Whichever lines include the word "What", copy them as they appear in the data.
Content starts
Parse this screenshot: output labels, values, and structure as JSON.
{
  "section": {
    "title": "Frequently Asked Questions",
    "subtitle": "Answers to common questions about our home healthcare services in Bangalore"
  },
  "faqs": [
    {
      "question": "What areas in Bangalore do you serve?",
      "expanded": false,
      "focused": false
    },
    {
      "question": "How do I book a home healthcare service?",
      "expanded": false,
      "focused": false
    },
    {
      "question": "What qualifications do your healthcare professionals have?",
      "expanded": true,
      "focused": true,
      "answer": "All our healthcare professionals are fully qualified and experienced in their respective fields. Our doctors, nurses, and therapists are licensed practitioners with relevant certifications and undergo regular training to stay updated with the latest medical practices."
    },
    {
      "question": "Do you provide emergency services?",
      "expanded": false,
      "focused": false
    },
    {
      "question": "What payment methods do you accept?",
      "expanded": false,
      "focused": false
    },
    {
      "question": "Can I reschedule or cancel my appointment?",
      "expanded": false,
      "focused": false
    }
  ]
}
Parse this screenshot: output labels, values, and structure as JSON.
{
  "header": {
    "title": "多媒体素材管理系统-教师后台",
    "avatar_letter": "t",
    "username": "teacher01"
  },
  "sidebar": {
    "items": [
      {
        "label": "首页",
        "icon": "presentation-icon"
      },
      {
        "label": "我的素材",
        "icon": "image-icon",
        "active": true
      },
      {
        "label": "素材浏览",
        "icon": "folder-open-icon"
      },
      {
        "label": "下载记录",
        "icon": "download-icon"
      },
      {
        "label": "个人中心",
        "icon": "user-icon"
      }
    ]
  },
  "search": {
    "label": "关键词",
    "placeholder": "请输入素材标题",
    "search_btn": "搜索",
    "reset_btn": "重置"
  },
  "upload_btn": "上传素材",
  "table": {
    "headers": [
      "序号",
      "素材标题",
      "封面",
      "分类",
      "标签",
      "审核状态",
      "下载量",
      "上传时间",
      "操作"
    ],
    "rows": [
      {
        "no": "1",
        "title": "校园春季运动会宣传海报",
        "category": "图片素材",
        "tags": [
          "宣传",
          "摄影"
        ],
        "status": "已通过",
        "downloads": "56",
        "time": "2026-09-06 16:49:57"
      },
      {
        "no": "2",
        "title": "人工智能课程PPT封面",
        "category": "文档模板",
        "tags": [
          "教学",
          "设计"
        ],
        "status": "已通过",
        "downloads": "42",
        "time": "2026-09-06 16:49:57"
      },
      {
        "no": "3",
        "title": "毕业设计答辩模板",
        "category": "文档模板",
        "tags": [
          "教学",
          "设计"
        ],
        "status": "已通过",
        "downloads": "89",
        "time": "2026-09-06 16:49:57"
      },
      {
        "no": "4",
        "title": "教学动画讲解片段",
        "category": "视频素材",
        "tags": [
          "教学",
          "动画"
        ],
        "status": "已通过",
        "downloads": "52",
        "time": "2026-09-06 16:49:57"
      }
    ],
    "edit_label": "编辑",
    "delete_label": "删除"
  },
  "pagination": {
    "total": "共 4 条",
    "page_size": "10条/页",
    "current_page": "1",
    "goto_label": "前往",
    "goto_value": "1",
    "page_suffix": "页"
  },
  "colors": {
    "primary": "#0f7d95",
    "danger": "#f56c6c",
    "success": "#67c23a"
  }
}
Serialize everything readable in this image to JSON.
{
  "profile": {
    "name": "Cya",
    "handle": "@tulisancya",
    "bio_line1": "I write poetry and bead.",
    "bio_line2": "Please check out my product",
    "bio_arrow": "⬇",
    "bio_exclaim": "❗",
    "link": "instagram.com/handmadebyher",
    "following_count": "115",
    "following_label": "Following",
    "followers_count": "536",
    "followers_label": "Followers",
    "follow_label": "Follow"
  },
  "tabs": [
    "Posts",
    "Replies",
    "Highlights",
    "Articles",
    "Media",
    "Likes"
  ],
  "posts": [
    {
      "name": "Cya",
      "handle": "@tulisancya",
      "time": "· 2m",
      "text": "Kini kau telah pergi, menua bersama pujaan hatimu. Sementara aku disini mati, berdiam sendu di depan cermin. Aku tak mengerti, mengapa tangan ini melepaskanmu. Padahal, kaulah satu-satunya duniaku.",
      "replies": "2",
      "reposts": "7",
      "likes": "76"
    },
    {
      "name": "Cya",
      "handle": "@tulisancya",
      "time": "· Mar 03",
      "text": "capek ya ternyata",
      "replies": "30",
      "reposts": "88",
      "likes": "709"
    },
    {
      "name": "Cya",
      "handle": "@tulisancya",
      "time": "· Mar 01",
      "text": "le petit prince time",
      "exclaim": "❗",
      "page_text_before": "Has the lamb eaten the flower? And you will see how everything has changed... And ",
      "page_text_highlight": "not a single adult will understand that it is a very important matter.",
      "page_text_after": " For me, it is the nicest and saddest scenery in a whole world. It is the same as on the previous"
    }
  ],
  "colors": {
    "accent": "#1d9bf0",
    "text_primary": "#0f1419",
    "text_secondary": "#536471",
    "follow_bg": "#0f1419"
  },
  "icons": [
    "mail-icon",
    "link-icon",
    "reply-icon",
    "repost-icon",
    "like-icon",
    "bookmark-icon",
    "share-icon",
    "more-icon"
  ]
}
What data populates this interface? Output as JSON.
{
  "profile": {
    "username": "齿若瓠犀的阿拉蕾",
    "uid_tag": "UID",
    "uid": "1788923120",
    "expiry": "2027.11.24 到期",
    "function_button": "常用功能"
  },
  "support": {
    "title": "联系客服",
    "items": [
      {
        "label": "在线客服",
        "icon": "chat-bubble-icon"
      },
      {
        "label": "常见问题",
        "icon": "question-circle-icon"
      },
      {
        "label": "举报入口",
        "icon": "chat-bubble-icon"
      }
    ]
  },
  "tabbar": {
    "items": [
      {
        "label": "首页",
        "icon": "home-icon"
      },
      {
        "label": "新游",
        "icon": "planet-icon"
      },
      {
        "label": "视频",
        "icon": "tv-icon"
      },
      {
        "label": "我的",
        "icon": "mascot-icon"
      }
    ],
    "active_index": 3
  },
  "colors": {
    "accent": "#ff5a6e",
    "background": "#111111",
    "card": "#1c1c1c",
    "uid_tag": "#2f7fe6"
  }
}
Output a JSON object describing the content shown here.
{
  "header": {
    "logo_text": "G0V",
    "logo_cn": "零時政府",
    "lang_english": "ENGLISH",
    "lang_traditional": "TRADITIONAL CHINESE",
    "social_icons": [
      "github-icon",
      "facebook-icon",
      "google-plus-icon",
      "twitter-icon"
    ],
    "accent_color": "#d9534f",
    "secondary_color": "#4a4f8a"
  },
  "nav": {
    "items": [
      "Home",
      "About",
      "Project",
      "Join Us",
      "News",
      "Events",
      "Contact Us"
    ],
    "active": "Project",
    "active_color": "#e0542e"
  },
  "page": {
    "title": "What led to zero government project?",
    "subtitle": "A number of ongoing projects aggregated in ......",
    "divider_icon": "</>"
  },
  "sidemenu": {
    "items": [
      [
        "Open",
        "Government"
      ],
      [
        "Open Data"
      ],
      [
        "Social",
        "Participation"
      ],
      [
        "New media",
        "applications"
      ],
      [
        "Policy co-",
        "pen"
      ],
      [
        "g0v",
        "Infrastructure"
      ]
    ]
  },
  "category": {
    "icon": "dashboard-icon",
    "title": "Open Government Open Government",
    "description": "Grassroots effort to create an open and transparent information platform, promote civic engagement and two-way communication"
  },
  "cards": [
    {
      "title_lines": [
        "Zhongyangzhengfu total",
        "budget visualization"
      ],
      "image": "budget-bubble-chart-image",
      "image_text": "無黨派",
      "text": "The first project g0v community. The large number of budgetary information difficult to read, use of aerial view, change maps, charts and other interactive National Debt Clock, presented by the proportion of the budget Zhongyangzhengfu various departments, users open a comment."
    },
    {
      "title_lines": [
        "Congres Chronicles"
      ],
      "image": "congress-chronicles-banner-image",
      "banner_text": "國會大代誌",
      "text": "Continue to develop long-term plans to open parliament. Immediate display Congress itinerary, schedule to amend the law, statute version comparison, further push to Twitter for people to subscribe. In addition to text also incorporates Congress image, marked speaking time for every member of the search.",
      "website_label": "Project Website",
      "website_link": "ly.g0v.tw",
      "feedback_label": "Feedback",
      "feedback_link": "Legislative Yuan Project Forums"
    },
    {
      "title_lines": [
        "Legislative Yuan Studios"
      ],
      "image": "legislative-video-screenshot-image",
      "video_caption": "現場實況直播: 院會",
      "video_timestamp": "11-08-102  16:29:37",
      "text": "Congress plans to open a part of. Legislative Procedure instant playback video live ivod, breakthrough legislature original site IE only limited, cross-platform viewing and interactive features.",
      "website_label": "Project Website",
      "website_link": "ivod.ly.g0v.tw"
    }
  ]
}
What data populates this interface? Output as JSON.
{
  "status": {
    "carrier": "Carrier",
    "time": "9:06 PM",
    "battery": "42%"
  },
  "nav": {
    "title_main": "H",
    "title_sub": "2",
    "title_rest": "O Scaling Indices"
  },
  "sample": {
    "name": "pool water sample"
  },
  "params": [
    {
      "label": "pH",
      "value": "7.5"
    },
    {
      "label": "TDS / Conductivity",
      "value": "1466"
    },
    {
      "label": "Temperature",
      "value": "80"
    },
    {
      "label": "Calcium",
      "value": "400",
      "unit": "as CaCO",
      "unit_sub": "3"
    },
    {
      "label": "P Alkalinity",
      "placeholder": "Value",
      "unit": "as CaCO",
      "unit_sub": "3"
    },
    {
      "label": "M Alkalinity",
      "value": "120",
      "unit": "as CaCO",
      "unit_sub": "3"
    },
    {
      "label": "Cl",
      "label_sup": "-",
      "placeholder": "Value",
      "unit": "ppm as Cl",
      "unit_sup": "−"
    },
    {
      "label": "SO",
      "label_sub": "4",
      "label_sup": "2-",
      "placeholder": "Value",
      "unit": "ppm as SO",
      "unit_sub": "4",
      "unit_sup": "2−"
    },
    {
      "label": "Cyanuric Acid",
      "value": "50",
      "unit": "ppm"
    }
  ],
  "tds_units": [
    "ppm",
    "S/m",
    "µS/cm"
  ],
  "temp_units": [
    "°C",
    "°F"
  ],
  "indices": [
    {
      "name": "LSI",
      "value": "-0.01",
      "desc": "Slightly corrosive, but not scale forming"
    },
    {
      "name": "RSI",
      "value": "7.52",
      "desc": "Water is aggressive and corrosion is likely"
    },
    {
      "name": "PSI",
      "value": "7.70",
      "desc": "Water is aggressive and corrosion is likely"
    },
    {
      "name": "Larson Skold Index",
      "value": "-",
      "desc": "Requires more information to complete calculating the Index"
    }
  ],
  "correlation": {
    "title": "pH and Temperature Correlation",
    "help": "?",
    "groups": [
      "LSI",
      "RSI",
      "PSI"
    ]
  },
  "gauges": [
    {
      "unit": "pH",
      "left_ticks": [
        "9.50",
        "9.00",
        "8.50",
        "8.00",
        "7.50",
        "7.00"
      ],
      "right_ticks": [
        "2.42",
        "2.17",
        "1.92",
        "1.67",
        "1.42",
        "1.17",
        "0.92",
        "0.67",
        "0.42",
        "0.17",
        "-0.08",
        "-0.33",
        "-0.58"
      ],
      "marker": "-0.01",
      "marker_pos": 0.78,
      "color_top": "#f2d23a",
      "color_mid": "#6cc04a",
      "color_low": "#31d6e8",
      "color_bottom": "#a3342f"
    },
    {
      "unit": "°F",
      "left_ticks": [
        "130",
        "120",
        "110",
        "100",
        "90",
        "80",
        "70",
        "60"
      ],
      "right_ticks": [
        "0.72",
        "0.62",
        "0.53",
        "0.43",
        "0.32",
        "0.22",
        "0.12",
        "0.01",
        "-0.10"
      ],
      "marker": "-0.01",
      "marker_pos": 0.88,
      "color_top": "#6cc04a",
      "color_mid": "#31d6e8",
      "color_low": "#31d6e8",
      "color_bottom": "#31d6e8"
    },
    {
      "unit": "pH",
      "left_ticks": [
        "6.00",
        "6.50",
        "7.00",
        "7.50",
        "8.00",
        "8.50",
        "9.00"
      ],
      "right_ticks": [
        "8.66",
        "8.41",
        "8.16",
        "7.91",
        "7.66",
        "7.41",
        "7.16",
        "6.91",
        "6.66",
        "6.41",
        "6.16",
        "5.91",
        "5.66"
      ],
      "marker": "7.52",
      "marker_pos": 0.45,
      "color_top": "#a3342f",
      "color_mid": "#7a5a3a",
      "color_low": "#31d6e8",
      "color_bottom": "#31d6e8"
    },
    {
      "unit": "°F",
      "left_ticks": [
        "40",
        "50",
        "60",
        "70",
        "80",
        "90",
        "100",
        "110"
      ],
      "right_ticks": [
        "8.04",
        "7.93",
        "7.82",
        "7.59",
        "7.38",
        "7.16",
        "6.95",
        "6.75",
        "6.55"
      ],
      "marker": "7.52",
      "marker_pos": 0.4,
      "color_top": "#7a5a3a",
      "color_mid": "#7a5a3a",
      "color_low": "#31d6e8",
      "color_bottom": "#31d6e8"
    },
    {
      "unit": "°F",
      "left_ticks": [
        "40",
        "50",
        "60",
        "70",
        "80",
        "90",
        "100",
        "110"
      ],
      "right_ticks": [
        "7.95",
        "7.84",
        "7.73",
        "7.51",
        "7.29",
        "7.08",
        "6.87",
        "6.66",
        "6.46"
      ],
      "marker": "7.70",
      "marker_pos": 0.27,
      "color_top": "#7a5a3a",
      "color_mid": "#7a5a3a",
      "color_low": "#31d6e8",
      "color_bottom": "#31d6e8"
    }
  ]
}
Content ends
* Response *
      "question": "What areas in Bangalore do you serve?",
      "question": "What qualifications do your healthcare professionals have?",
      "question": "What payment methods do you accept?",
What data populates this interface? Output as JSON.
    "title": "What led to zero government project?",
What data populates this interface? Output as JSON.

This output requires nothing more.